This morning, I woke up to a Facebook post made by Artsakh Ombudsman (Human Rights Defender) Ruben Melikyan, congratulating me and other fellow journalists on the occasion of World Press Freedom Day—a UN-designated day meant to raise awareness of the importance of freedom of the press and remind governments of their responsibility to respect and defend the right to freedom of expression outlined in the Universal Declaration of Human Rights.
“Freedom of expression and press freedom are the two fundamental pillars, which set healthy societies apart from unhealthy ones,” a part of the congratulatory post read, roughly translated.
The Ombudsman’s message came on the same day Amnesty International condemned Turkey’s ongoing crackdown on freedom of expression, and its continued campaign of sweeping arrests and detainment of more than 120 journalists throughout the country.
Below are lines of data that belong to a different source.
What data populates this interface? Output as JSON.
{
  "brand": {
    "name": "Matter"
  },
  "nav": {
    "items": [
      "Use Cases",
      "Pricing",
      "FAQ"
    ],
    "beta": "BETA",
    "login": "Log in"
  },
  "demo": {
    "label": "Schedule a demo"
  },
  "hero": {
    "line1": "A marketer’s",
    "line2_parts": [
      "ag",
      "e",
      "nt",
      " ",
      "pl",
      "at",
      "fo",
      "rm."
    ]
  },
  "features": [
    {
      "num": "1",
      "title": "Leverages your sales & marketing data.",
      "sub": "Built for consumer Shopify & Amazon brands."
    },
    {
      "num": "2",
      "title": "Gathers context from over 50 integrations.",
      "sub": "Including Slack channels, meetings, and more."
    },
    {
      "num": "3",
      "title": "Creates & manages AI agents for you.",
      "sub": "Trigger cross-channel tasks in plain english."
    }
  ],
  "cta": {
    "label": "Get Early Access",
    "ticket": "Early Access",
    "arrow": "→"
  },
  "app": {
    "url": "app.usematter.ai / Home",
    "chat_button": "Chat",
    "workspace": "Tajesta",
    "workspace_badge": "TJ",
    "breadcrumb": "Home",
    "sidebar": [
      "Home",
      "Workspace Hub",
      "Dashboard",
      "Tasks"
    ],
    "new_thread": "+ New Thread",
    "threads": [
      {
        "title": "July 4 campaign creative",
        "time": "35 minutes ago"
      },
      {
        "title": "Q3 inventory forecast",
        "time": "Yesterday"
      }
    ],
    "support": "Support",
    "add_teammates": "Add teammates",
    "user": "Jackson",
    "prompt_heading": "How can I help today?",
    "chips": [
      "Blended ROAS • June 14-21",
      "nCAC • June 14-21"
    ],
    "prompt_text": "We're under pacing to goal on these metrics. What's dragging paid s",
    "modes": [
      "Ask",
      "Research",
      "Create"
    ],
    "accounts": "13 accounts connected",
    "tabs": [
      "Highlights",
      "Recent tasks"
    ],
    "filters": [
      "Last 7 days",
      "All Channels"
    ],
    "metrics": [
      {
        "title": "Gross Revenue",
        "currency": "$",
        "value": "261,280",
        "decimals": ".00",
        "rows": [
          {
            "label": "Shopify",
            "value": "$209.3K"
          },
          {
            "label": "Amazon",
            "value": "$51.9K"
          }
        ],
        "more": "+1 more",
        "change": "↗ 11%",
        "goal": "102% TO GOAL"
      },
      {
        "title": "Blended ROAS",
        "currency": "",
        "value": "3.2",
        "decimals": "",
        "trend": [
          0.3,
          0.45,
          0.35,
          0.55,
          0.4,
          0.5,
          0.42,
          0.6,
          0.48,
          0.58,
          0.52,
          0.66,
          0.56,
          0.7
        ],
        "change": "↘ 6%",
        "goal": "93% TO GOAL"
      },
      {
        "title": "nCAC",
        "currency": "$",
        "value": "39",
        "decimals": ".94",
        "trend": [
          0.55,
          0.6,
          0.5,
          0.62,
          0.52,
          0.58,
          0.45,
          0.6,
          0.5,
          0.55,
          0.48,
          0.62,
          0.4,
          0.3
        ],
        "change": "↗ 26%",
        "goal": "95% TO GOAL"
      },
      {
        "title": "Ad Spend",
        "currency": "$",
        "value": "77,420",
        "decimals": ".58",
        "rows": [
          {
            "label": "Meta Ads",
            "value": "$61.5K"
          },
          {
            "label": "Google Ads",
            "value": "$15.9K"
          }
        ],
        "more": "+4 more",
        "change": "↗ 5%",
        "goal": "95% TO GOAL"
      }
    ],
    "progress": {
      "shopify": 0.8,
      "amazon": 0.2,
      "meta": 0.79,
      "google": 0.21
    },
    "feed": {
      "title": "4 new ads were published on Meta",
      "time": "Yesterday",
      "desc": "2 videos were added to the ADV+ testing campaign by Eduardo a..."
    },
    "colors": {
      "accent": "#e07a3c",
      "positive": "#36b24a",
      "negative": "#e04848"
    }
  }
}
“Since the failed coup attempt in July 2016, at least 156 media outlets have been shut down and an estimated 2,500 journalists and other media workers have lost their jobs. Journalists have been arrested and charged with terrorism offences as a result of posts they have shared on Twitter, cartoons they have drawn, or opinions they expressed. This is taking place within the context of a wider crackdown against perceived government critics which has seen 47,000 people remanded in prison and more than 100,000 public sector employees summarily dismissed,” read a part of the statement released by the human rights organization.
Just four days ago, on April 29, access to the free online encyclopedia Wikipedia was blocked by the country. Turkey’s Ministry of Transport, Maritime Affairs and Communications, announced that the site was blocked for becoming an information source “acting with groups conducting a smear campaign against Turkey in the international arena.”
This was just the latest example of Turkey’s unrelenting suppression on free expression and free speech.
In nearby Azerbaijan—whose government continues to fire on Armenian soldiers and civilians in the country from which the Ombudsman congratulated us—the tradition of media mistreatment is just as grim. Baku’s dangerous sensitivity to any and all criticism not only continues to persist, but seems to get progressively worse year after year (think Alexander Lapshin).
According to the latest World Press Freedom Index published by Reporters Without Borders, Azerbaijan is ranked 162nd, while Turkey is ranked 155th out of 180 nations. Armenia—though far from perfect—sits at 79 on the index, which ranks the level of freedom available to journalists in each country.
Under the tag-team dictatorship of President Ilham Aliyev and his Vice President wife Mehriban Aliyeva—who continue to extend their power and increase their vast personal wealth—freedoms of expression, assembly, and association have not only deteriorated, they have practically become extinct within the country.
Instead of making threats that it will one day “reclaim” Artsakh, the Aliyev regime should perhaps take a few lessons on good governance from the small, unrecognized, but highly democratic state, which fosters and upholds the very same freedoms Azerbaijan and Turkey so vehemently deny its own citizens.
Amnesty International’s motto is “It is better to light a candle than to curse the darkness.” On this World Press Freedom Day, it is clear that Artsakh continues to be a beacon of light in an otherwise dark region.